### [The task]
In this material, which lines include the string "content"? Show them.

### [Source data]
Start of Block

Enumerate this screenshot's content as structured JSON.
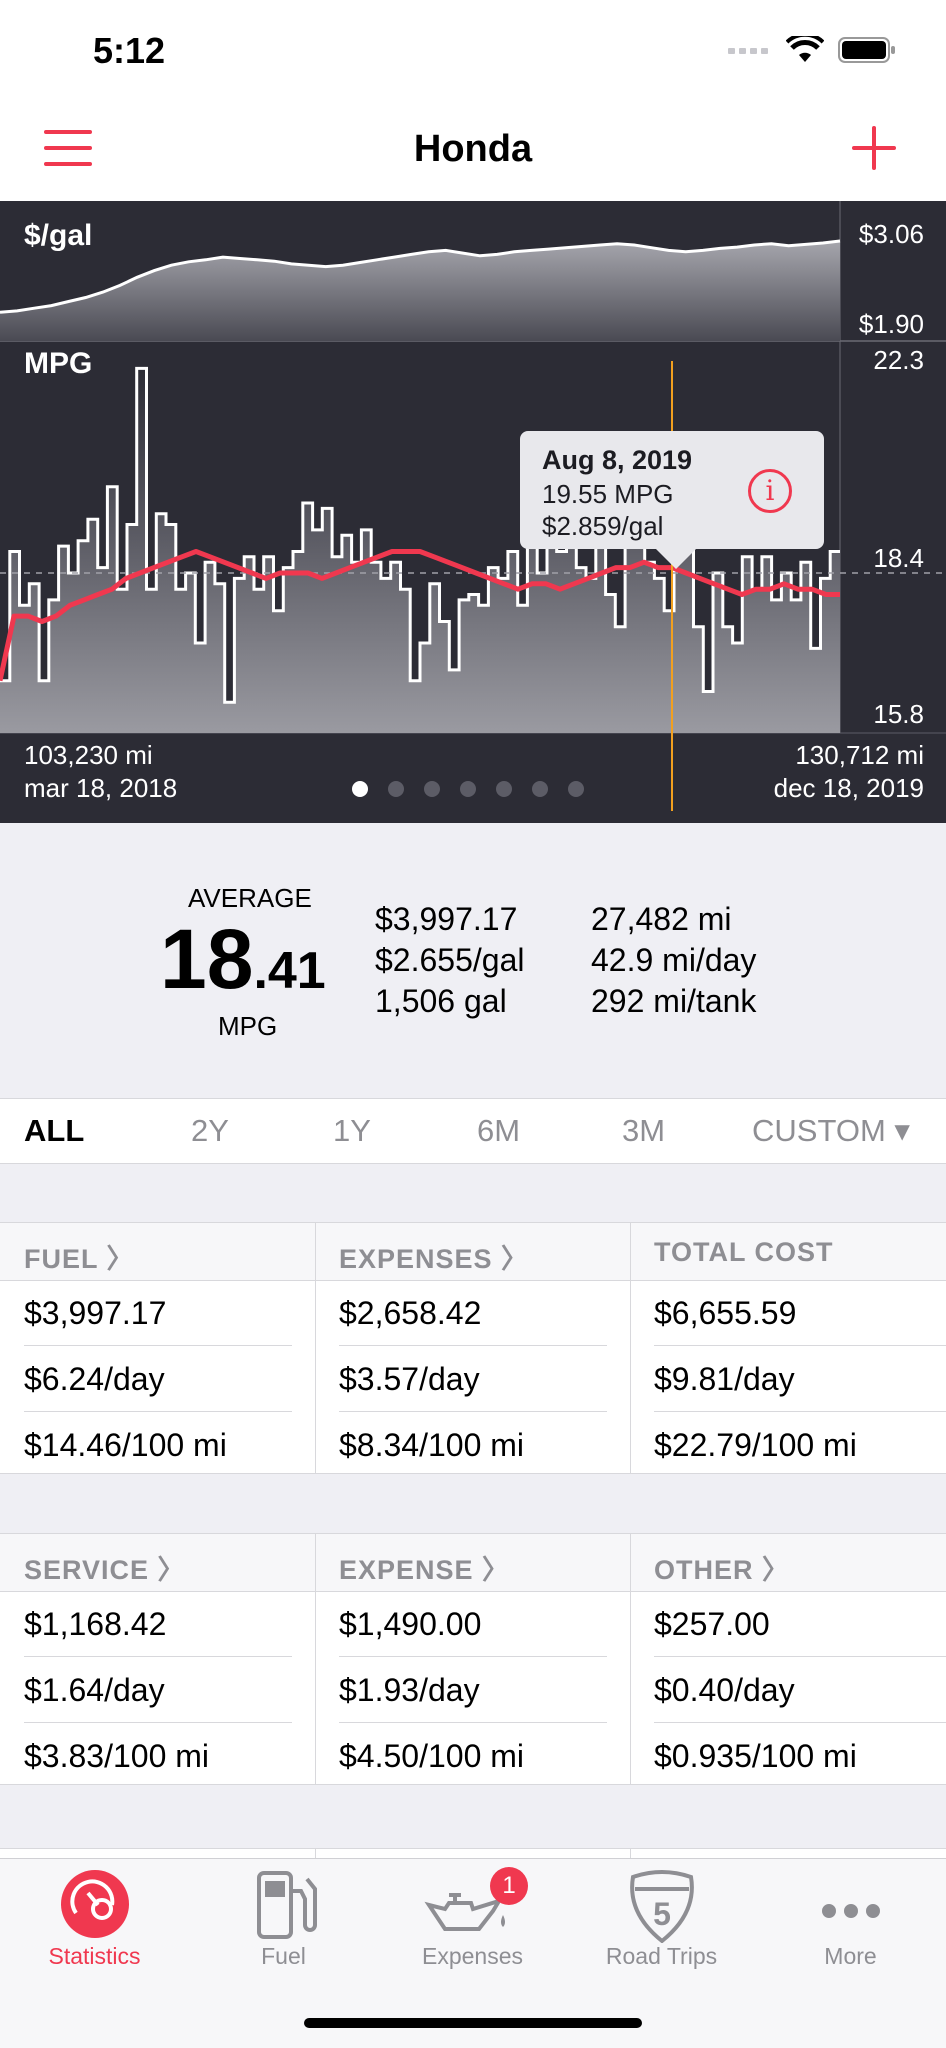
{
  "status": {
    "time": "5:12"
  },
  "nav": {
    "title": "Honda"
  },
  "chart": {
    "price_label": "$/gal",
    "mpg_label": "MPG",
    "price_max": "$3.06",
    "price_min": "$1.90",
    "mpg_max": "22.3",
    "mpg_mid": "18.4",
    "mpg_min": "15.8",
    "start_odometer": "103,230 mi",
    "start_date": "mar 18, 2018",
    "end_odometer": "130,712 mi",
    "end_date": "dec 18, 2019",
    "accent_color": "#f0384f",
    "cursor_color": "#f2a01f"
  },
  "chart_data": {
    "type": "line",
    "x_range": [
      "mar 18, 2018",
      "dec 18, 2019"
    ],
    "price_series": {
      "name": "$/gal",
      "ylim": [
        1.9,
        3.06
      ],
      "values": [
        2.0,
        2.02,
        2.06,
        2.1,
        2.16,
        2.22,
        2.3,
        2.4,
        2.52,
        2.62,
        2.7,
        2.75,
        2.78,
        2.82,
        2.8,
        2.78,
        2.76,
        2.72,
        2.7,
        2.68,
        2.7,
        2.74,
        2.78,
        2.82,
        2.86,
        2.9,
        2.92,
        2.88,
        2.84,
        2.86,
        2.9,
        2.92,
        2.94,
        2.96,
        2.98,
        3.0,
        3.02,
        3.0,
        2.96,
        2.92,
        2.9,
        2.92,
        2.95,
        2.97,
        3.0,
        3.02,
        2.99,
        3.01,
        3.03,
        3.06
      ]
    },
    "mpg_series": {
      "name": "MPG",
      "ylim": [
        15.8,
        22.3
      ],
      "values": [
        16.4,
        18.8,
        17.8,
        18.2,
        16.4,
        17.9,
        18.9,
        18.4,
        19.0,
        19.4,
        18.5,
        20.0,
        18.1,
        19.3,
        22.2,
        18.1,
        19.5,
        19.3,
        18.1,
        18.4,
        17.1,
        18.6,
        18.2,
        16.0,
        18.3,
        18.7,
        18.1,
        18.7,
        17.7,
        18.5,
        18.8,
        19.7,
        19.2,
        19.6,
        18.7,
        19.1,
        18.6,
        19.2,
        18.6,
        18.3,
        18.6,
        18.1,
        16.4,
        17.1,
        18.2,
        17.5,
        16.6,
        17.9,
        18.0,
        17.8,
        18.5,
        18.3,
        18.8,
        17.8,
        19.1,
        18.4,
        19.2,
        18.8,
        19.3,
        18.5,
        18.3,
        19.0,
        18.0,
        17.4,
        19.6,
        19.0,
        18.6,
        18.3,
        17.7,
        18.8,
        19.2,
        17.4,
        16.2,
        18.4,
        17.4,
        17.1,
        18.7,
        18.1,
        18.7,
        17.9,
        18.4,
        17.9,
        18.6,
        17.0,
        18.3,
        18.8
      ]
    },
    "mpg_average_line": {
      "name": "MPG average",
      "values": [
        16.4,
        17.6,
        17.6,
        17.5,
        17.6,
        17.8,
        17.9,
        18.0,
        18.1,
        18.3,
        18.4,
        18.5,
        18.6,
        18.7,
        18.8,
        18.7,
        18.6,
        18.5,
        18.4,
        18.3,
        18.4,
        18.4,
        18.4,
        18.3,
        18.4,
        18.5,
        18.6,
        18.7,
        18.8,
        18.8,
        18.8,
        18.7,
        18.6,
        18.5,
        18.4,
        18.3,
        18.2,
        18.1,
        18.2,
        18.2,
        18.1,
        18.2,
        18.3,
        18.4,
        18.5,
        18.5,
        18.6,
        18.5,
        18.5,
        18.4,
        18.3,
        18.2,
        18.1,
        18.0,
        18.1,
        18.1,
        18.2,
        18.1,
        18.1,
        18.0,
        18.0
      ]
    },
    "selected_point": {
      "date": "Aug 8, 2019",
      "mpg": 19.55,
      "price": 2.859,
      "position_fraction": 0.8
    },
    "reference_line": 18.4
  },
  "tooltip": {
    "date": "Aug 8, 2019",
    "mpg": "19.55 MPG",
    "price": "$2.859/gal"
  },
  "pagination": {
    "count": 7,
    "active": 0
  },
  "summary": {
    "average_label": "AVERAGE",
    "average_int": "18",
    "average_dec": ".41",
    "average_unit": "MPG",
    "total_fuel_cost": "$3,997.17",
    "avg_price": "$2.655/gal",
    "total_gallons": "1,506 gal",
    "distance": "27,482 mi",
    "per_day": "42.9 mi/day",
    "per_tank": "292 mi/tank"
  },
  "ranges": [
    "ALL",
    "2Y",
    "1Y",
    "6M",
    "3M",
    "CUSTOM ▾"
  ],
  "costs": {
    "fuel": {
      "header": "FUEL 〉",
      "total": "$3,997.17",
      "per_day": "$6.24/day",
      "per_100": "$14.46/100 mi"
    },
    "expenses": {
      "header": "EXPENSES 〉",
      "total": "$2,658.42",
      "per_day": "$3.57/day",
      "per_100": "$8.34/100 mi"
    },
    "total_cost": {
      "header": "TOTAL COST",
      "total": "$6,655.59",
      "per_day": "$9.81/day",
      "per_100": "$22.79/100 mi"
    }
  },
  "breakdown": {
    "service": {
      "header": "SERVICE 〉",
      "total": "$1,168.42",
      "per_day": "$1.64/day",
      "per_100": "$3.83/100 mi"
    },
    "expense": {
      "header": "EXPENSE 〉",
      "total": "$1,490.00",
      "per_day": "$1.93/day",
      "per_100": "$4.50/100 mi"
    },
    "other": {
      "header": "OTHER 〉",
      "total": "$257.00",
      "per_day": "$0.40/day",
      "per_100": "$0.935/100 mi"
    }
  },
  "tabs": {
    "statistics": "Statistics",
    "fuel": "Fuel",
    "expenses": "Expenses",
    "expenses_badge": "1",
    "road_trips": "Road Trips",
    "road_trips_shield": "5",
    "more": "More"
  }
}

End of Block
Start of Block

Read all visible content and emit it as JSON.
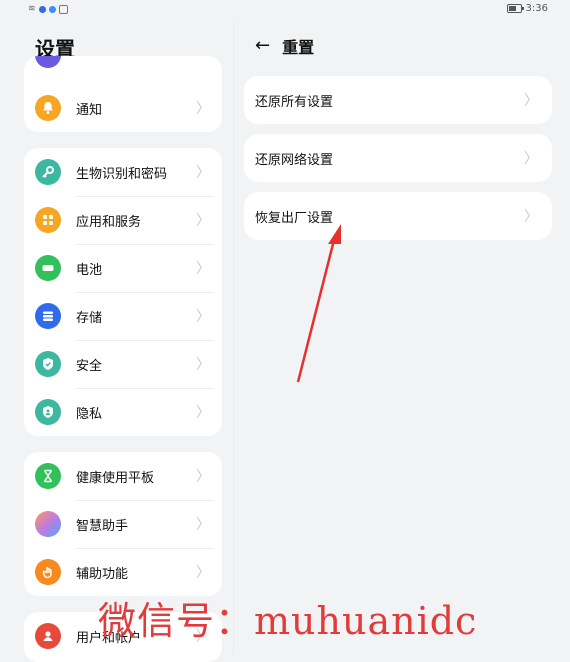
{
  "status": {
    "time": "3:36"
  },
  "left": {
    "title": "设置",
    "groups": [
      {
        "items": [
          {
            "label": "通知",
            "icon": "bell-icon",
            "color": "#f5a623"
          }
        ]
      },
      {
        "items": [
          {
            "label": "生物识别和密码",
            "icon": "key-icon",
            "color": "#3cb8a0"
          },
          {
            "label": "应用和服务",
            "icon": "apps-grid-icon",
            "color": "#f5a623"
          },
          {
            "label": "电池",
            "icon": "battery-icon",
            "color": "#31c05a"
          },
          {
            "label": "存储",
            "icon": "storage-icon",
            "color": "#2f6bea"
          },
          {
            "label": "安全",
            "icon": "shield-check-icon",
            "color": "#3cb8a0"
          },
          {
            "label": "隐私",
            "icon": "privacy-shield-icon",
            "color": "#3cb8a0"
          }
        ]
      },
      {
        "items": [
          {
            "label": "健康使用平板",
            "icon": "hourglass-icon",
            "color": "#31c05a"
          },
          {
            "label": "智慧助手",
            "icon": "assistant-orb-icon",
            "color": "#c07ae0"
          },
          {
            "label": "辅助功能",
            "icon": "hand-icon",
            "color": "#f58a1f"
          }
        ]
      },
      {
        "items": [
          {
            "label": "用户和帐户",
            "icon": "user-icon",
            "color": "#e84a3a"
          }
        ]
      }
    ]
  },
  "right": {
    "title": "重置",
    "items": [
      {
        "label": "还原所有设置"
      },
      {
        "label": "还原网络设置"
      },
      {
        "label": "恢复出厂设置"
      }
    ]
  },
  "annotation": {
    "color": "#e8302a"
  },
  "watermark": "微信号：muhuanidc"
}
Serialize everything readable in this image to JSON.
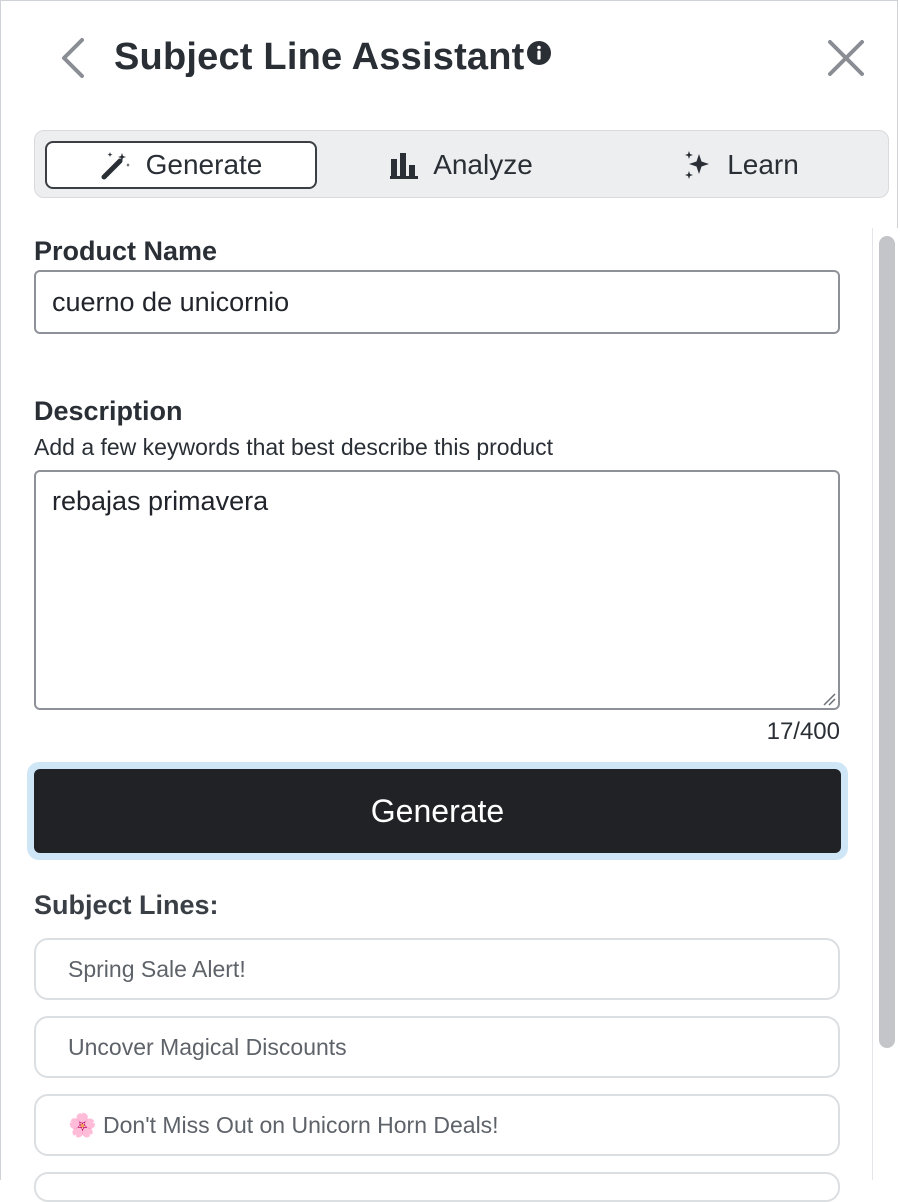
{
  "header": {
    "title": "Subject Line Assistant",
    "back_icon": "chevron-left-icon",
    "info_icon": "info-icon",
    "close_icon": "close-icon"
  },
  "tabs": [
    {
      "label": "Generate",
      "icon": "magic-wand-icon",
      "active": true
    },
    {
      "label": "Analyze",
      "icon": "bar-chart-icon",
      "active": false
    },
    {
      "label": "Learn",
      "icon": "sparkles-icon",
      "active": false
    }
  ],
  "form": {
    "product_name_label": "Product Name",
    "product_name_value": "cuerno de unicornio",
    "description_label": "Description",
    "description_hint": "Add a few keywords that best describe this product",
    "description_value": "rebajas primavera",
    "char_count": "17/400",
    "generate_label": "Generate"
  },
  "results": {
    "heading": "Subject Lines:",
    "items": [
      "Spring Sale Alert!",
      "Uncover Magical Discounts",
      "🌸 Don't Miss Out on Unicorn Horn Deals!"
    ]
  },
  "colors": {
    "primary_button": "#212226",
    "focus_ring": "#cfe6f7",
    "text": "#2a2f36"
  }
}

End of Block

### [Solution for this exercise]
Enumerate this screenshot's content as structured JSON.
Read all visible content and emit it as JSON.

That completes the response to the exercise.